How safe are they
If you are new to CrossFit, or have never been told/coached in proper form then don’t expect to see minute safety details coaches should correct. But there are some very overt things you can watch for. Does the coach provide each member enough room to work in, or is the class packed like sardines. Is an athlete noticeably extremely exhausted and does the coach scale for them. Does the coach go over each movement, talk about proper weight choices, and what to be careful of. All of these and more will help you see if they are a safe coach/box.
Another pet peeve of mine. Now, trust me I know how difficult it is to keep a box clean. We have been in an industrial warehouse since the day we opened. We have no AC so the garage doors are open a lot, and even when closed the building is definitely not air tight. But we go above and beyond to make sure everything is clean. And we always have, not just because of covid, and not just on Monday’s, but all the time and everyday. I have been to more than one CrossFit that when a medball or plate hit the floor a cloud of dust blossomed. This is unacceptable in my opinion. Cleanliness shouldn’t be anything special, it should be the minimal standard for a box.
Things that absolutely do not matter:
How many members a box has
A new member walks into a box and sees a class of 20+ people. They think wow this is a big class, lots of people must like this box, therefore they must be good. Not saying a box with lots of members is necessarily bad or does not coach well. But the ratio of coach to member is important. Let’s be honest, the actual coaching and sharing of technical information is cheap. The internet is free, worldwide and provides limitless information. But if a coach has 19 other people to pay attention to, how much time per class will you actually be seen, and corrected? Therefore an in person coach is not so much about how knowledgeable they are but how well they can connect with and correct the members.
Free/cheap coaching ain’t good. And good coaching ain’t cheap/free. On the flip side, just because someone is charging the most doesn’t automatically make them the very best. But it is definitely a good indicator they value their service.
I get asked a lot, “do you offer discounts”? The answer is, no. Our coaches do not give half price service, therefore we don’t discount our prices. In fact we always try to over deliver. We try to give more value than what our members are paying for, no matter what they are charged. CrossFit is not about the space and equipment, it is the coaching, the personal connection. If you want to take your health and fitness seriously, go to the best and find a way to fit it in your budget.

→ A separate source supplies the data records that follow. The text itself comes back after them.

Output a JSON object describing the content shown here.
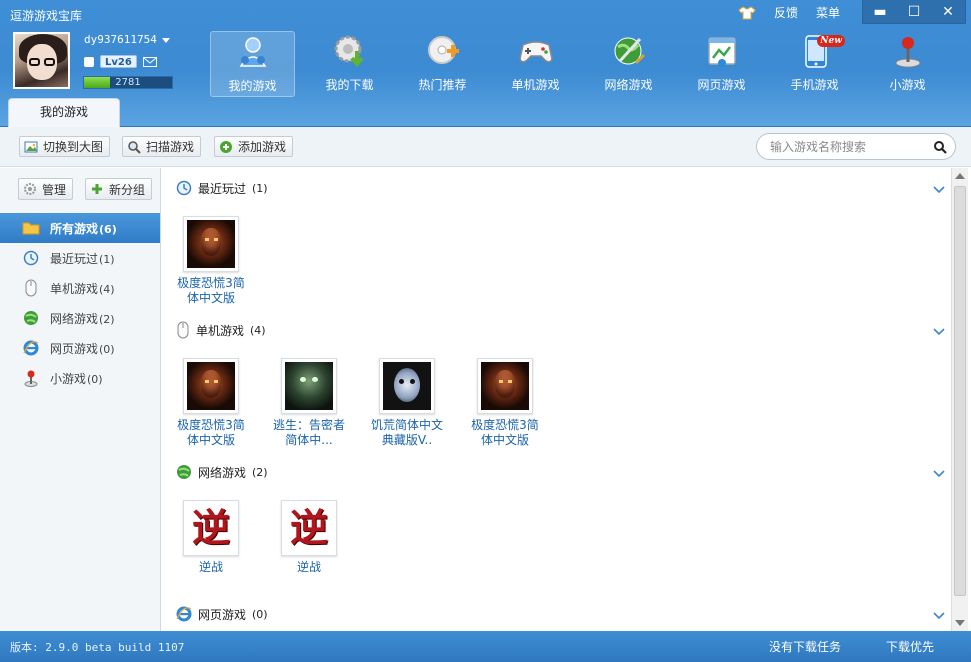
{
  "app": {
    "title": "逗游游戏宝库"
  },
  "top_links": {
    "feedback": "反馈",
    "menu": "菜单"
  },
  "window_controls": {
    "minimize": "▬",
    "maximize": "☐",
    "close": "✕"
  },
  "user": {
    "name": "dy937611754",
    "level": "Lv26",
    "exp": "2781",
    "exp_fraction": 0.3
  },
  "nav": [
    {
      "label": "我的游戏",
      "icon": "my-games-icon",
      "active": true
    },
    {
      "label": "我的下载",
      "icon": "my-downloads-icon"
    },
    {
      "label": "热门推荐",
      "icon": "hot-recommend-icon"
    },
    {
      "label": "单机游戏",
      "icon": "gamepad-icon"
    },
    {
      "label": "网络游戏",
      "icon": "online-games-icon"
    },
    {
      "label": "网页游戏",
      "icon": "web-games-icon"
    },
    {
      "label": "手机游戏",
      "icon": "phone-icon",
      "badge": "New"
    },
    {
      "label": "小游戏",
      "icon": "joystick-icon"
    }
  ],
  "tab": {
    "label": "我的游戏"
  },
  "toolbar": {
    "switch_label": "切换到大图",
    "scan_label": "扫描游戏",
    "add_label": "添加游戏",
    "search_placeholder": "输入游戏名称搜索"
  },
  "sidebar": {
    "manage_label": "管理",
    "new_group_label": "新分组",
    "items": [
      {
        "label": "所有游戏",
        "count": "(6)",
        "icon": "folder-icon",
        "active": true
      },
      {
        "label": "最近玩过",
        "count": "(1)",
        "icon": "clock-icon"
      },
      {
        "label": "单机游戏",
        "count": "(4)",
        "icon": "mouse-icon"
      },
      {
        "label": "网络游戏",
        "count": "(2)",
        "icon": "globe-icon"
      },
      {
        "label": "网页游戏",
        "count": "(0)",
        "icon": "ie-icon"
      },
      {
        "label": "小游戏",
        "count": "(0)",
        "icon": "joystick-icon"
      }
    ]
  },
  "sections": [
    {
      "title": "最近玩过",
      "count": "(1)",
      "icon": "clock-icon",
      "games": [
        {
          "name": "极度恐慌3简体中文版",
          "icon": "fear3"
        }
      ]
    },
    {
      "title": "单机游戏",
      "count": "(4)",
      "icon": "mouse-icon",
      "games": [
        {
          "name": "极度恐慌3简体中文版",
          "icon": "fear3"
        },
        {
          "name": "逃生：告密者简体中...",
          "icon": "outlast"
        },
        {
          "name": "饥荒简体中文典藏版V..",
          "icon": "dontstarve"
        },
        {
          "name": "极度恐慌3简体中文版",
          "icon": "fear3"
        }
      ]
    },
    {
      "title": "网络游戏",
      "count": "(2)",
      "icon": "globe-icon",
      "games": [
        {
          "name": "逆战",
          "icon": "nizhan",
          "glyph": "逆"
        },
        {
          "name": "逆战",
          "icon": "nizhan",
          "glyph": "逆"
        }
      ]
    },
    {
      "title": "网页游戏",
      "count": "(0)",
      "icon": "ie-icon",
      "games": []
    }
  ],
  "status": {
    "version": "版本: 2.9.0 beta build 1107",
    "download_tasks": "没有下载任务",
    "download_priority": "下载优先"
  }
}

If they have a 6 pack or big muscles
Alright, so yes I think a coach should practice what they preach. A coach should take care of themselves and be fit. No one wants advice from someone who obviously doesn’t follow the advice they give others. Going to a marriage counselor who is in the middle of a divorce does not invoke great confidence. Same thing with a coach. But that should not be the deciding factor in your decision. It should be important, but all in all I would rather have a knowledgeable coach rather than a fit coach.
How much equipment they have
Atlas stones, handstand ramps, peg boards, and air runners are all really cool. But how often do they actually get used? Is the average class able to use those, or would they be better off with basic strength and fitness equipment. Just like with members, more does not automatically mean better. If you are a raccoon, tons of cool looking equipment is the shiny nickel in the trap that gets your attention.
Last but not least, find a box you enjoy, that provides coaching, and has a great community. There are thousands of CrossFit boxes out there and I have no doubt you can find one you love.